            Our Flib got wind of the matter, and investigated it with his usual diligence and alacrity.  Hear what he says.


            The other morning being somewhat tired of the bank excitement and all that kind of serious fun, says I to myself, says I, I believe I'll convulse myself with something else.  Where do they grow the regular built fun?  The best is to be had at the theatre, I answered to myself, I did.  And so, rubbing the ring, I uttered a word, and presently found myself behind the scenes of a theatre.  Two actors were disputing in the centre of the stage, and making quite a convulsion among themselves, while the stage manager and the other actors were forming the audience of the scene.

            "Look here"—cried one of the disputants, generally known by the name of the Great Failure, from an awful murder which he committed at one of our city theatres last winter.  "Look here, fellow—you are a thief, and I can prove it."

            "A thief?" exclaimed the other. "I'm a thief, am I?  You knocked me down two days since—you licked me yesterday—spit in my face—you kicked me, you did—and now I'll tell you what I did, I will—look here!"

            He pulled a paper out of his pocket, and held it before the eyes of Great Failure.

            "Now sir, this is an apology to me, an apology from you, declaring I'm no thief, but an honest man—and you must sign it."

            "Fellow!
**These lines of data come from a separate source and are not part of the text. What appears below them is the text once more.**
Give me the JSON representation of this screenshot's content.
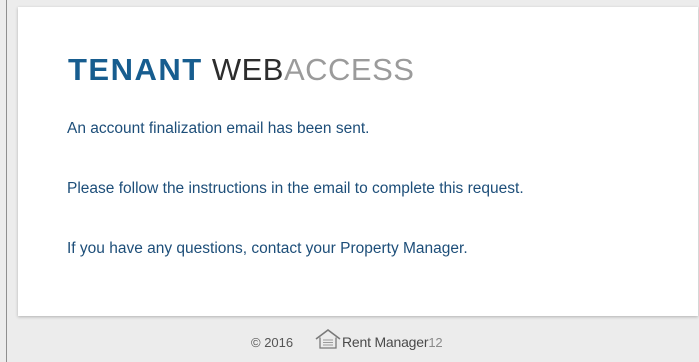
{
  "logo": {
    "word1": "TENANT",
    "word2": "WEB",
    "word3": "ACCESS"
  },
  "messages": [
    "An account finalization email has been sent.",
    "Please follow the instructions in the email to complete this request.",
    "If you have any questions, contact your Property Manager."
  ],
  "footer": {
    "copyright": "© 2016",
    "brand": "Rent Manager",
    "version": "12",
    "brand_icon": "house-logo-icon"
  },
  "colors": {
    "accent": "#175d8f",
    "text": "#1d4e79",
    "page_background": "#ececec",
    "card_background": "#ffffff"
  }
}
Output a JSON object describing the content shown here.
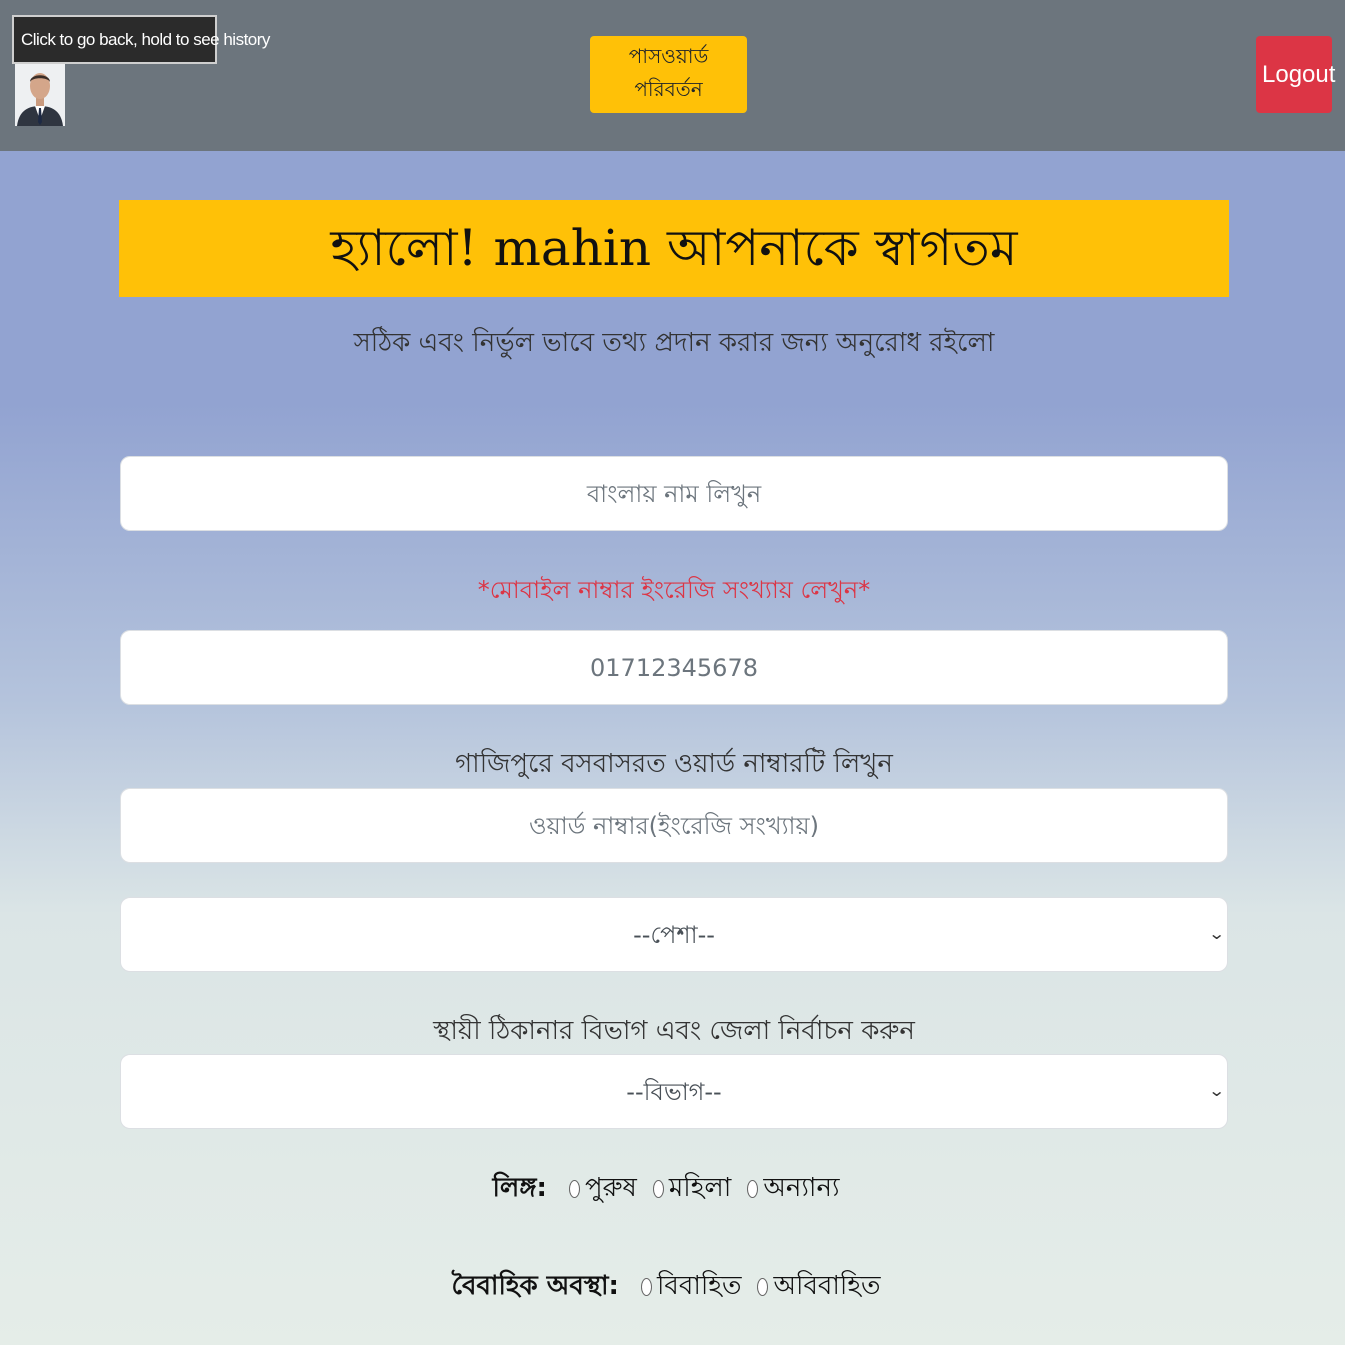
{
  "header": {
    "tooltip": "Click to go back, hold to see history",
    "change_password_label": "পাসওয়ার্ড পরিবর্তন",
    "logout_label": "Logout"
  },
  "welcome": {
    "title": "হ্যালো! mahin আপনাকে স্বাগতম",
    "subtitle": "সঠিক এবং নির্ভুল ভাবে তথ্য প্রদান করার জন্য অনুরোধ রইলো"
  },
  "form": {
    "name_placeholder": "বাংলায় নাম লিখুন",
    "mobile_note": "*মোবাইল নাম্বার ইংরেজি সংখ্যায় লেখুন*",
    "mobile_placeholder": "01712345678",
    "ward_label": "গাজিপুরে বসবাসরত ওয়ার্ড নাম্বারটি লিখুন",
    "ward_placeholder": "ওয়ার্ড নাম্বার(ইংরেজি সংখ্যায়)",
    "profession_selected": "--পেশা--",
    "address_label": "স্থায়ী ঠিকানার বিভাগ এবং জেলা নির্বাচন করুন",
    "division_selected": "--বিভাগ--",
    "gender": {
      "label": "লিঙ্গ:",
      "options": [
        "পুরুষ",
        "মহিলা",
        "অন্যান্য"
      ]
    },
    "marital": {
      "label": "বৈবাহিক অবস্থা:",
      "options": [
        "বিবাহিত",
        "অবিবাহিত"
      ]
    }
  },
  "colors": {
    "topbar": "#6c757d",
    "warning": "#ffc107",
    "danger": "#dc3545"
  }
}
You get impudent.  Sign an apology to you?  I'll see you to the d—l first, and knock you down afterwards."

            "Now sir—I've been to my lawyer—there's a writ out against you for slanderin' me—can you get bail for $1000? Eh—my buffer?"

"You can't come it—I'm not so green as that—a writ out against me for $1000—pooh!"

            As he said this, a small square piece of paper was thrust before his eyes.  Great Failure started and beheld a—Sheriff's officer.

            "Now will you sign the apology?"

            "Y-e-s,—yes.  I'll sign any apology.  Give me the paper.  What does it say?  'I believe Mr. — to be an honest man.'  No, I'll be d—d if I'll sign that.  I'll make you any apology you like, but I won't put my name to such a thundering lie!"

            "Take him away, sheriff's officer."

            "Come off my Great Failure.  Down to Moyamensing, old boy."  Exit Great Failure, in custody of Sheriff's officer.  Grand Tableau.

            The person "wot was slandered," took Great Failure's part that evening at the theatre and was most awfully hissed.